In the original Senate bill, moderates carefully crafted a bipartisan consensus through months of work, only to have it summarily stripped from the budget deal in the wee hours of that shameful morning. Instead, GOP leaders found savings by taking them from the poor Americans that the health care safety net was designed to help in the first place.
The final bill boosts cost-sharing from the current $3 limit to what could be hundreds of dollars, in some cases. It allows states to charge co-pays of up to 10 percent on each service for families living on $16,000 to $24,000 a year. (That's between 100 percent and 150 percent of the poverty level for a family of three.) Families above that mark could be charged premiums for the first time ever, and charged co-pays up to 20 percent.
The only limitation is that medical bills may not exceed 5 percent of a family's annual income. But that's little comfort for those living so close to the poverty line. Nothing stops a catastrophic event from eating all of a month's income, driving families into homelessness -- and worse.

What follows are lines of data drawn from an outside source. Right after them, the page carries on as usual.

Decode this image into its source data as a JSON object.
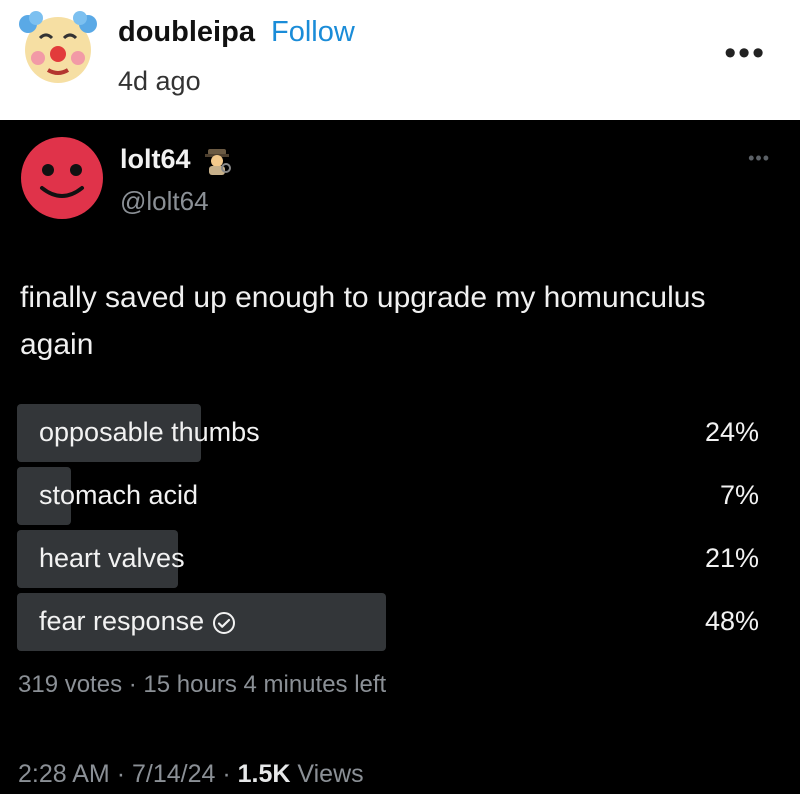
{
  "post": {
    "author": "doubleipa",
    "follow_label": "Follow",
    "time_ago": "4d ago",
    "avatar_icon": "clown-face-icon",
    "more_icon": "more-dots-icon"
  },
  "tweet": {
    "display_name": "lolt64",
    "name_emoji": "detective-icon",
    "handle": "@lolt64",
    "avatar_icon": "smiley-face-icon",
    "text": "finally saved up enough to upgrade my homunculus again",
    "poll": {
      "options": [
        {
          "label": "opposable thumbs",
          "percent_text": "24%",
          "percent": 24,
          "winner": false
        },
        {
          "label": "stomach acid",
          "percent_text": "7%",
          "percent": 7,
          "winner": false
        },
        {
          "label": "heart valves",
          "percent_text": "21%",
          "percent": 21,
          "winner": false
        },
        {
          "label": "fear response",
          "percent_text": "48%",
          "percent": 48,
          "winner": true
        }
      ],
      "votes": "319 votes",
      "time_left": "15 hours 4 minutes left"
    },
    "footer": {
      "time": "2:28 AM",
      "date": "7/14/24",
      "views_count": "1.5K",
      "views_label": "Views"
    }
  },
  "colors": {
    "follow": "#1a8cd8",
    "poll_bar": "#333639",
    "avatar_red": "#e0334a"
  }
}
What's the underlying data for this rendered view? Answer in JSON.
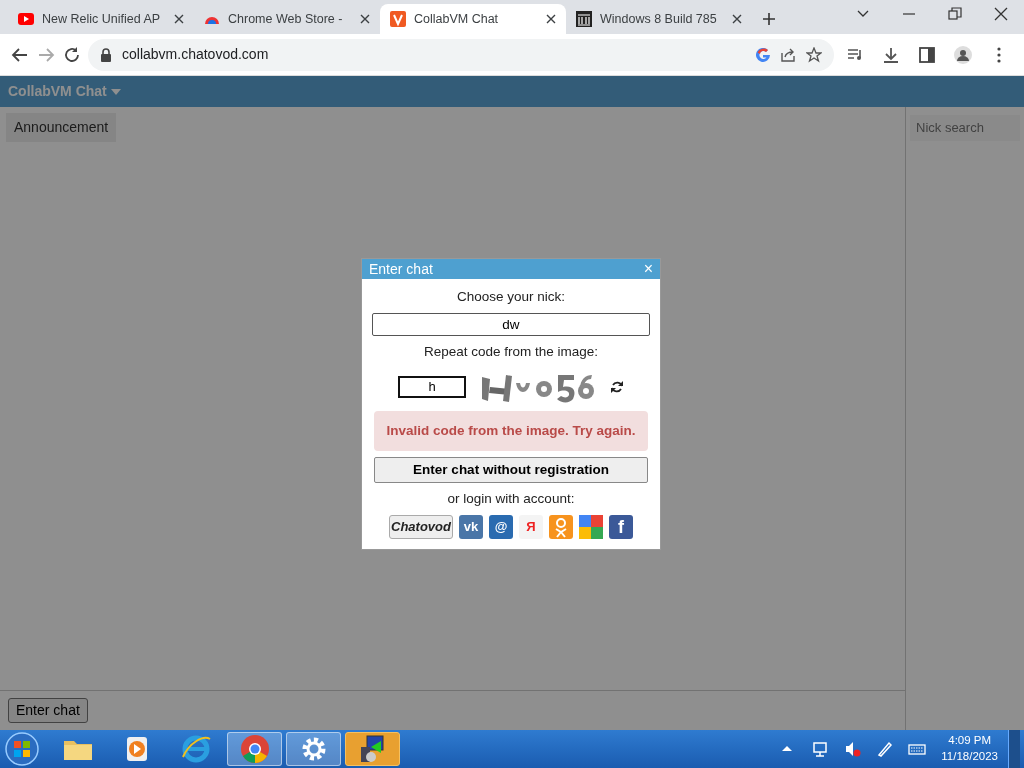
{
  "browser": {
    "tabs": [
      {
        "title": "New Relic Unified AP",
        "kind": "video",
        "selected": false
      },
      {
        "title": "Chrome Web Store -",
        "kind": "store",
        "selected": false
      },
      {
        "title": "CollabVM Chat",
        "kind": "chatovod",
        "selected": true
      },
      {
        "title": "Windows 8 Build 785",
        "kind": "museum",
        "selected": false
      }
    ],
    "url": "collabvm.chatovod.com"
  },
  "page": {
    "brand": "CollabVM Chat",
    "announcement": "Announcement",
    "nick_search": {
      "placeholder": "Nick search"
    },
    "enter_chat_button": "Enter chat"
  },
  "dialog": {
    "title": "Enter chat",
    "close": "×",
    "nick_label": "Choose your nick:",
    "nick_value": "dw",
    "code_label": "Repeat code from the image:",
    "code_value": "h",
    "error": "Invalid code from the image. Try again.",
    "submit": "Enter chat without registration",
    "login_label": "or login with account:",
    "providers": [
      {
        "kind": "chatovod",
        "text": "Chatovod"
      },
      {
        "kind": "vk",
        "text": "vk"
      },
      {
        "kind": "mail",
        "text": "@"
      },
      {
        "kind": "yandex",
        "text": "Я"
      },
      {
        "kind": "ok"
      },
      {
        "kind": "google"
      },
      {
        "kind": "facebook",
        "text": "f"
      }
    ]
  },
  "taskbar": {
    "apps": [
      {
        "kind": "folder",
        "open": false,
        "flashing": false
      },
      {
        "kind": "media",
        "open": false,
        "flashing": false
      },
      {
        "kind": "ie",
        "open": false,
        "flashing": false
      },
      {
        "kind": "chrome",
        "open": true,
        "flashing": false
      },
      {
        "kind": "settings",
        "open": true,
        "flashing": false
      },
      {
        "kind": "vm",
        "open": true,
        "flashing": true
      }
    ],
    "time": "4:09 PM",
    "date": "11/18/2023"
  }
}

All of these bad ideas originated in the House's first bill, and the Congressional Budget Office concluded then that savings would not come from the actual cost-sharing but from discouraging use of public insurance at all. That is a callous way to try to save money.
It is also shortsighted. By cynically discouraging people from using Medicaid coverage, this bill will encourage more people to wait until they are seriously ill to seek care. They will then turn up in emergency rooms, where the cost to the health-care system is higher and the likelihood of successful treatment is lower.
The budget cuts represent a big lump of coal in the stockings of the poor.
Kai Wright is editor of BlackAIDS.org, and lives in New York City. He can be reached at firstname.lastname@example.org.